The Port Arthur News
PORT ARTHUR —
During an outdoor ceremony Wednesday contributions of the nation’s maritime industry were recognized, along with special anniversaries.
This year’s National Maritime Day ceremony at the Seamen’s Memorial Sundial marked the 27th in Port Arthur as well as the 50th anniversary of the disappearance of the Marine Sulfur Queen and the 20th anniversary of the explosion of the OMI Charger.
Port Arthur’s Seafarers’ Center also celebrated its 40-year anniversary and the organization’s 40-year partnership with the Port of Port Arthur.
“The importance of this country’s maritime industry to both commerce and the national security cannot be understated,” Billy Greer, guest speaker from the U.S. Maritime Administration, said.
National Maritime Day was first established in 1993 by Congress. The U.S. holiday is observed each May 22, the day the American Steamship set sail from Savannah, Ga., on the first-ever transoceanic voyage under steam power.
Even before the U.S gained its independence from England, the maritime industry played a key historical role.

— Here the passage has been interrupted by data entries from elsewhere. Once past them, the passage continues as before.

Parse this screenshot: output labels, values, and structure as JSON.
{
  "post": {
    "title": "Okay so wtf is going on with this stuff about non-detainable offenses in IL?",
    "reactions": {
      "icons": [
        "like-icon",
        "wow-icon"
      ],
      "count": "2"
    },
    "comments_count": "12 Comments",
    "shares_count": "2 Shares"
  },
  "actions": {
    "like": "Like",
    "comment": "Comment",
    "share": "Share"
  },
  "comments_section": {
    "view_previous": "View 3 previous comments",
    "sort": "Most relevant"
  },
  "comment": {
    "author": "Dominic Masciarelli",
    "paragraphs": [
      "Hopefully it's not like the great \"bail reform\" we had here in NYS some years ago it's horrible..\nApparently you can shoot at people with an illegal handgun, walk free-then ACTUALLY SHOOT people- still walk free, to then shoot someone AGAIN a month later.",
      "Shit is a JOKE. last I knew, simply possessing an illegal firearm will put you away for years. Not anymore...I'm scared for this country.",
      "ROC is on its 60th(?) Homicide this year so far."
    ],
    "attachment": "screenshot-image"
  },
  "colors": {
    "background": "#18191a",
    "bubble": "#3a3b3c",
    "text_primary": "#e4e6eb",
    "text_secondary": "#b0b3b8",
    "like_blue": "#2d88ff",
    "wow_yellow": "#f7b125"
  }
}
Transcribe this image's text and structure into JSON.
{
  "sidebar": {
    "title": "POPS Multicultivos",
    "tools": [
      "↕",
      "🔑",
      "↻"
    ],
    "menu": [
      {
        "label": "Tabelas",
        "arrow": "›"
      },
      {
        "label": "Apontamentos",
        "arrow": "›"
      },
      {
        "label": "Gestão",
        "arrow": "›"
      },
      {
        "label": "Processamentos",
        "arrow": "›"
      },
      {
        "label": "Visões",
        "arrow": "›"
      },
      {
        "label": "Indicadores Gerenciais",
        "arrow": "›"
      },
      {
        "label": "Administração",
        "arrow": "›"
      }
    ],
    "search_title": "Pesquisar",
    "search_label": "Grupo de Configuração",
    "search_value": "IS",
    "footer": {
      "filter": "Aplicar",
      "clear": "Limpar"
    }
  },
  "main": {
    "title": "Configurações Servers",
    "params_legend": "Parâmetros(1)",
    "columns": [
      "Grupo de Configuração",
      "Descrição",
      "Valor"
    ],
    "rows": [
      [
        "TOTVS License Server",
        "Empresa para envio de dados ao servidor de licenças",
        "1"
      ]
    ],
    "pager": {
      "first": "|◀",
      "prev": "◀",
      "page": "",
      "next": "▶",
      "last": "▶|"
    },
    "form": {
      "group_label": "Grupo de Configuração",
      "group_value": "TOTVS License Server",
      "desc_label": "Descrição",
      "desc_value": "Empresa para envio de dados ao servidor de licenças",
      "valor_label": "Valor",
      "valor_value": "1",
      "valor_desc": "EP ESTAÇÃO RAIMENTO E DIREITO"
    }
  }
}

During the Revolutionary War, the War of 1812 and the Mexican American War, the merchant marine rose up to serve as a large part of this country’s navy, and has continued to do so through present-day wars, Greer said.
“During WWII it is a little known fact that one in 26 mariners serving aboard merchant ships died in the line of duty, suffering a greater percentage of war-related deaths than all other U.S. services. An average of 33 ships were sunk each week,” Greer said.
Maritime Administration ships have also supported humanitarian missions such as Hurricane Katrina relief, earthquake relief efforts in Haiti, and delivered food aid through pirate infested waters.
Being a merchant marine, Greer said, is dangerous work.
Both the SS Marine Sulfur Queen and the OMI Charger are proof that a merchant marine’s job is not for the squeamish.
Staffed with crews from Port Arthur, the Marine Sulfur Queen’s voyage began in Beaumont on Feb. 2, 1963. The T2 tanker ship that had been converted to carry molten sulfur disappeared in 1963 near the southern coast of Florida. Neither the ship, nor its 39 crewmen were found, though a vast search did uncover debris believed to have been from the ship.
Eldridge Smith of Port Arthur was a pumpman on the ill-fated OMI Charger, which suffered a major explosion and fire in the Bolivar Roads inner anchorage near Galveston in 1993. The subsequent fire burned five hours and claimed the lives of three crewmen.
“We had had a leak, and as we prepared to run a test, I went down to the engine room. The last thing I remember was an explosion,” Smith said.
Eldridge credited emergency training the crew had received for saving his life, and the lives of most of the crew.
“Thanks to our training we did not lose but three guys,” Eldridge said. “Our schooling and training had prepared us for stuff like this.”
Father Sinclair Oubre, executive director of the Port Arthur International Seafarer’s Center, said ceremonies like the one in Port Arthur Wednesday are important to keep the area’s maritime history alive.
“Many of the stories have been lost because so many merchants have died,” Oubre said.
During World War II, 350 or so Marines from Texas were killed. Of those, 110 or so were from Port Arthur, Oubre said.
Following the ceremony, those in attendance walked a short distance to the seawall, where a wreath was laid in the water in memorial to lives lost during maritime service.